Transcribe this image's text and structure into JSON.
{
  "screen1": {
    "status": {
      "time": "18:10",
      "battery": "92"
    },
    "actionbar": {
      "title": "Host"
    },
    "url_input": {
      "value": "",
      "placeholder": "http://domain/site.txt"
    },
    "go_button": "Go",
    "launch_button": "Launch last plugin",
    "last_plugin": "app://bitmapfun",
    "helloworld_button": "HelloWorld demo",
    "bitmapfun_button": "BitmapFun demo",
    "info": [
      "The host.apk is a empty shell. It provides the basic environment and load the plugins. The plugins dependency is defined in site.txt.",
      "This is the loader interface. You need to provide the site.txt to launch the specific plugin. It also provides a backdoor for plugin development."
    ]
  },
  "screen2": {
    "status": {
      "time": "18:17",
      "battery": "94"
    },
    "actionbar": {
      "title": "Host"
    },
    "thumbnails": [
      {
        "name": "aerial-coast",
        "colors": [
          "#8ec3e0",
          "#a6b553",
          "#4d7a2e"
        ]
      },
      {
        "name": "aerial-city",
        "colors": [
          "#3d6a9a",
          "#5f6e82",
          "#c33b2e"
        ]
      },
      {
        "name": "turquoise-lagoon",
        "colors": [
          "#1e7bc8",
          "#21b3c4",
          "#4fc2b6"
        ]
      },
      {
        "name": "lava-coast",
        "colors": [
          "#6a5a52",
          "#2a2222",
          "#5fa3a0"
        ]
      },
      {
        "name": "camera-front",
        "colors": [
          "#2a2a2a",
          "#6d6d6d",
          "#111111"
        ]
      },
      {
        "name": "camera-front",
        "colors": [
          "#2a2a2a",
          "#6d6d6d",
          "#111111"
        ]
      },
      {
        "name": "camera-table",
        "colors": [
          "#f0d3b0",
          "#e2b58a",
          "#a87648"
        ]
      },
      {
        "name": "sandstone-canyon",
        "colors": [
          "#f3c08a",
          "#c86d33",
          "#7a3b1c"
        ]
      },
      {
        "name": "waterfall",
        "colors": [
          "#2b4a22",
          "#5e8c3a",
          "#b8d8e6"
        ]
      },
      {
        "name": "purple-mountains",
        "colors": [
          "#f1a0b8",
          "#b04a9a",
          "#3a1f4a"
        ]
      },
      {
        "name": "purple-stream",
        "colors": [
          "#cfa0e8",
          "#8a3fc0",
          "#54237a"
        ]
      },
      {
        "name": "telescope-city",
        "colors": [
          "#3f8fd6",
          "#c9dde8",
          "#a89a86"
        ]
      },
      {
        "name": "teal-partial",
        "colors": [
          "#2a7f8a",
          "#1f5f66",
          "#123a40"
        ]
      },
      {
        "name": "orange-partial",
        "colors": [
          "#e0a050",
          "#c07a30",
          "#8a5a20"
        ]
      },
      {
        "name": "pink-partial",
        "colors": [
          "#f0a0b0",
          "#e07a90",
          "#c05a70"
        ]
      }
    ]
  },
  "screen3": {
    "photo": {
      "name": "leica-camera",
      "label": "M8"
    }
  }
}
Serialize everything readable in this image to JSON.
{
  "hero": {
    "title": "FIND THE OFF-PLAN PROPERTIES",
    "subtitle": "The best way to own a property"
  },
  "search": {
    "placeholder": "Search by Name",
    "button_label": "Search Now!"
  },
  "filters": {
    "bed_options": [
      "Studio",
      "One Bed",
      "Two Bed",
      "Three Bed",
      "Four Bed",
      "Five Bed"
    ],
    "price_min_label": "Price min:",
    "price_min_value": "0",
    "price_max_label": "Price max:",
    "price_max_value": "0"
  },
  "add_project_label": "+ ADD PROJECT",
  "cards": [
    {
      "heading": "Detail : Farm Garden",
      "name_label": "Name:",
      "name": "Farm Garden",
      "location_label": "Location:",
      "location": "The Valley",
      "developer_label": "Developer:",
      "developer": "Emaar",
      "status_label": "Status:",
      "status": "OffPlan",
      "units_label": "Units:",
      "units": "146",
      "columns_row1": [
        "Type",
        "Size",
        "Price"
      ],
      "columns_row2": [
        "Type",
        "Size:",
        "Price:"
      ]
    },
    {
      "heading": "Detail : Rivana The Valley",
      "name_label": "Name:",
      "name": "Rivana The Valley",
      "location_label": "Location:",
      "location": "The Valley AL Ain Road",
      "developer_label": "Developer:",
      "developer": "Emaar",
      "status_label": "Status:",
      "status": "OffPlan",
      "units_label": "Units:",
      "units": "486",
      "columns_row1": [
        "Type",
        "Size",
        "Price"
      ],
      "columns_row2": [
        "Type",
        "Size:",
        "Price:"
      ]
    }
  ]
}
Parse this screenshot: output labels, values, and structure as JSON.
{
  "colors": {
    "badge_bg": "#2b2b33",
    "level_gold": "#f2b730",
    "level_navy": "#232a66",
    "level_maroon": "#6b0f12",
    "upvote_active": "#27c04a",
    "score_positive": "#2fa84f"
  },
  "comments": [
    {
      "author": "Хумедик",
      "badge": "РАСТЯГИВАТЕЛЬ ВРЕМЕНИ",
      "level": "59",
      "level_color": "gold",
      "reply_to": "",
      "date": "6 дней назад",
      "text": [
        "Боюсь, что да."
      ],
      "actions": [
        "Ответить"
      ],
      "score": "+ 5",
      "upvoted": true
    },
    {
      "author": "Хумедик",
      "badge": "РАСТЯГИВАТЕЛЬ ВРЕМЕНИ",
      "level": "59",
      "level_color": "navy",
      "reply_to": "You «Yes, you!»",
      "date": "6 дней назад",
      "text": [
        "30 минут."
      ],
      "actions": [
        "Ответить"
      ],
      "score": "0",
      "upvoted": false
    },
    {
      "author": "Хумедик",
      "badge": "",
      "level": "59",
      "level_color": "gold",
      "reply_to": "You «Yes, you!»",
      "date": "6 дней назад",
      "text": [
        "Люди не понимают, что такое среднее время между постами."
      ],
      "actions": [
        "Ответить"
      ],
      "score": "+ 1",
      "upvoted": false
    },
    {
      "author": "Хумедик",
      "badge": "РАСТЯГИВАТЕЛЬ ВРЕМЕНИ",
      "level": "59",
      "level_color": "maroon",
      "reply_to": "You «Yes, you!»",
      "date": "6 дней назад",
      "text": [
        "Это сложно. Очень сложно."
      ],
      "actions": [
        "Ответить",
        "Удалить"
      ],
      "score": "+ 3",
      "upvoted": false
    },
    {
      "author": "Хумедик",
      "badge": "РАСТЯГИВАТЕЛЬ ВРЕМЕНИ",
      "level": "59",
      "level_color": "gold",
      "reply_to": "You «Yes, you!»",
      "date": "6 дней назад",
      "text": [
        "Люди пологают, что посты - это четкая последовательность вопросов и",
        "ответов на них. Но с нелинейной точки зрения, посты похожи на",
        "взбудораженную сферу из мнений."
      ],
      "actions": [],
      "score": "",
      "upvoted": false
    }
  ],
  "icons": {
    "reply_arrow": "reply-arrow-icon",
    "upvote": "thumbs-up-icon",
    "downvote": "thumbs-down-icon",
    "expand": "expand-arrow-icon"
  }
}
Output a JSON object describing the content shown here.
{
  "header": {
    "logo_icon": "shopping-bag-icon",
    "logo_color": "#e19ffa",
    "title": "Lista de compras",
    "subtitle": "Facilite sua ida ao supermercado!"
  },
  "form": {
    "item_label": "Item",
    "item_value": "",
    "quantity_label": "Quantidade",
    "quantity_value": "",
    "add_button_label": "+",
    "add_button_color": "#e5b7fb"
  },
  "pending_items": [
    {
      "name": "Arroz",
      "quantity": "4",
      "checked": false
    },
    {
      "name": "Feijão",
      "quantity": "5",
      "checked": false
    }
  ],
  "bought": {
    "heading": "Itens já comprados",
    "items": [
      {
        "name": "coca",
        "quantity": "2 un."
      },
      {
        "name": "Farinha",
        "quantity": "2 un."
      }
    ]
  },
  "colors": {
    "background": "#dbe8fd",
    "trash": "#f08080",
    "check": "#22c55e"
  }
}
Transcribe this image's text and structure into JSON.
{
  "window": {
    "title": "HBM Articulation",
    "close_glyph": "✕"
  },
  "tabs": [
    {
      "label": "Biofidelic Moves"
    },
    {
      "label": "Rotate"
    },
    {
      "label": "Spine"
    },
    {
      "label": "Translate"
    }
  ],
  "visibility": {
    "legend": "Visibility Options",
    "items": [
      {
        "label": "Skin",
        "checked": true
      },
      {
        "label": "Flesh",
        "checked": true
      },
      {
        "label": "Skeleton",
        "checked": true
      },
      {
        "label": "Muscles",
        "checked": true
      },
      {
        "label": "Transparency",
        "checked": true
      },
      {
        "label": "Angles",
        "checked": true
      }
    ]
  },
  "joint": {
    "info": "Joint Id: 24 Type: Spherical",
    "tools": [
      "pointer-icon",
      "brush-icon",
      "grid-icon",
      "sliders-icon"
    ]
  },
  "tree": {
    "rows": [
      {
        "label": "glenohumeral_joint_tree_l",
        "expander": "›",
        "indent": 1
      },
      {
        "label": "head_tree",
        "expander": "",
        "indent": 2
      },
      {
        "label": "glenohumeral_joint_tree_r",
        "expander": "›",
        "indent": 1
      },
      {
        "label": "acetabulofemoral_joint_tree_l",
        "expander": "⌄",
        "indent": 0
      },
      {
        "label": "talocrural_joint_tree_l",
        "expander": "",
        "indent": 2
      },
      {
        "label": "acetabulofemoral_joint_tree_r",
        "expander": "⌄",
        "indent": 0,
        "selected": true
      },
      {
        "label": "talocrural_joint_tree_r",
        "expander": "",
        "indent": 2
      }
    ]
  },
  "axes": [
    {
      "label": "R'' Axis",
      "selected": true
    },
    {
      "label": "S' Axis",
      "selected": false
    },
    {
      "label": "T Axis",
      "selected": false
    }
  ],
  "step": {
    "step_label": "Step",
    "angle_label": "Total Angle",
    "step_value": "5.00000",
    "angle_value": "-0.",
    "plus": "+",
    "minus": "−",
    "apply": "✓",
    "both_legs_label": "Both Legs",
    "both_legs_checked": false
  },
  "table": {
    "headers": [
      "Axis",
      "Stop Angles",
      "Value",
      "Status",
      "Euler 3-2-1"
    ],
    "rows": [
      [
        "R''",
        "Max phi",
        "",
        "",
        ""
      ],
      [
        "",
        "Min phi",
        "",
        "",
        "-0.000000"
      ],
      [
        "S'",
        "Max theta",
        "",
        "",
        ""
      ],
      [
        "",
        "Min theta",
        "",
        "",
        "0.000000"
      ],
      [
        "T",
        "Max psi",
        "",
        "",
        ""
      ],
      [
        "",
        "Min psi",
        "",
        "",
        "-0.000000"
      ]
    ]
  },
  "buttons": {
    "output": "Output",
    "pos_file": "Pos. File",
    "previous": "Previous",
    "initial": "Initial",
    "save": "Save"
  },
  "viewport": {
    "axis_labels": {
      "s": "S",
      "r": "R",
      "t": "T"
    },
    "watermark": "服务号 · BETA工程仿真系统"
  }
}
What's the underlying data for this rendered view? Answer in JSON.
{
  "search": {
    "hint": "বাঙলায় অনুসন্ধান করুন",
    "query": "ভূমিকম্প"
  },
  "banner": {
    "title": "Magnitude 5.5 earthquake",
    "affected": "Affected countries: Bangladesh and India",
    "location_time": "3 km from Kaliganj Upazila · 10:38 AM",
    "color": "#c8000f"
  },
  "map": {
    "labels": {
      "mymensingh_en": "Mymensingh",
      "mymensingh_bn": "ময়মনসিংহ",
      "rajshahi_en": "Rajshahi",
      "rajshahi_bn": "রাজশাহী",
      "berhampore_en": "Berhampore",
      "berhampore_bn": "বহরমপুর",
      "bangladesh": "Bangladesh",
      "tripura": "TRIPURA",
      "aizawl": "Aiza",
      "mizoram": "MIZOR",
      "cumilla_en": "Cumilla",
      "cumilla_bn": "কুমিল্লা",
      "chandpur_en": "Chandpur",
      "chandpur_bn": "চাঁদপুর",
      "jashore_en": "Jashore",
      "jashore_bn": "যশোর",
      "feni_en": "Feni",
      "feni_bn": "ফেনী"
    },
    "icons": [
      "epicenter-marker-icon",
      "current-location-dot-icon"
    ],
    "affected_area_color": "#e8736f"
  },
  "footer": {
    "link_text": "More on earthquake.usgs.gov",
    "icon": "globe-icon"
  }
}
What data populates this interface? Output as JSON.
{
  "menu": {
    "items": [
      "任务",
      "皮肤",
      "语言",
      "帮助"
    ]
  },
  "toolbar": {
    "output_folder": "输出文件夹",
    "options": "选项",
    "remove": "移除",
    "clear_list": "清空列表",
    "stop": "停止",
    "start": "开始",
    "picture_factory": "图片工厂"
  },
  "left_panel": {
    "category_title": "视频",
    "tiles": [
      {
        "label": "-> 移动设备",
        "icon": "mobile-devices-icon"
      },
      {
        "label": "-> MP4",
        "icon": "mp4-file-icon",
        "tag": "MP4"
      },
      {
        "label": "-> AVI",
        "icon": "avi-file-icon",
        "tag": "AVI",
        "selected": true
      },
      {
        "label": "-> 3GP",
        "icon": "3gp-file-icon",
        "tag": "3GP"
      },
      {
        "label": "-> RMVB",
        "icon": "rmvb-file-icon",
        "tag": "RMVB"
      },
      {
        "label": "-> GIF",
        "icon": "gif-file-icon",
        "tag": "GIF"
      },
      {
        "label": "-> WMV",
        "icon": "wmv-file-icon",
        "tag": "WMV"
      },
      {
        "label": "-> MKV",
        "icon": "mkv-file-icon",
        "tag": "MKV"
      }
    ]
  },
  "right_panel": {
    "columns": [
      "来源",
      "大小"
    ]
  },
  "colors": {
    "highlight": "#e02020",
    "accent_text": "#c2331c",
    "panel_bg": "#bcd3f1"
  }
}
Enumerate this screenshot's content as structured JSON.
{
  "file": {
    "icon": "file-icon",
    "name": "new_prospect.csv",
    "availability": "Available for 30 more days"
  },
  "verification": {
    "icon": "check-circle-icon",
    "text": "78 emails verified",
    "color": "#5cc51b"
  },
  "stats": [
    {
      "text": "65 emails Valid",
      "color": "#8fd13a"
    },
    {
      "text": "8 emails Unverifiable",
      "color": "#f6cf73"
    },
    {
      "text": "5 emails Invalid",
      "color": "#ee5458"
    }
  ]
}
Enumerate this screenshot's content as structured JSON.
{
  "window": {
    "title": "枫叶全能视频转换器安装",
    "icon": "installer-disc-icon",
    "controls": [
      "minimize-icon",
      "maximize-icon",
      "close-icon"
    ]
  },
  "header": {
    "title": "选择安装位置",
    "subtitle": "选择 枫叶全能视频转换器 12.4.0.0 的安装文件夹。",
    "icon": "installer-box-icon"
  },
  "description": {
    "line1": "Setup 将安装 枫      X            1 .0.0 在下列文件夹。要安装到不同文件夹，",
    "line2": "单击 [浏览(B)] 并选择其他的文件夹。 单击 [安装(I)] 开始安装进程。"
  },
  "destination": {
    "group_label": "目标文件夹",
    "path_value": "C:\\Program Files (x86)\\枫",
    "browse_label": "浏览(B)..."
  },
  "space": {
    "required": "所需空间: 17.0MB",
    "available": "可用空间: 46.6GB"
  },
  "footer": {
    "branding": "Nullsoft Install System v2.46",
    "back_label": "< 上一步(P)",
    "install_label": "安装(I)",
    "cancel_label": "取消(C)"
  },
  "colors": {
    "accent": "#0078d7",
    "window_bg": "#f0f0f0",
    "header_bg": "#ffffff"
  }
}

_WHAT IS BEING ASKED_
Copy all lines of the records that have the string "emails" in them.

_EXERCISE SOLUTION_
    "text": "78 emails verified",
      "text": "65 emails Valid",
      "text": "8 emails Unverifiable",
      "text": "5 emails Invalid",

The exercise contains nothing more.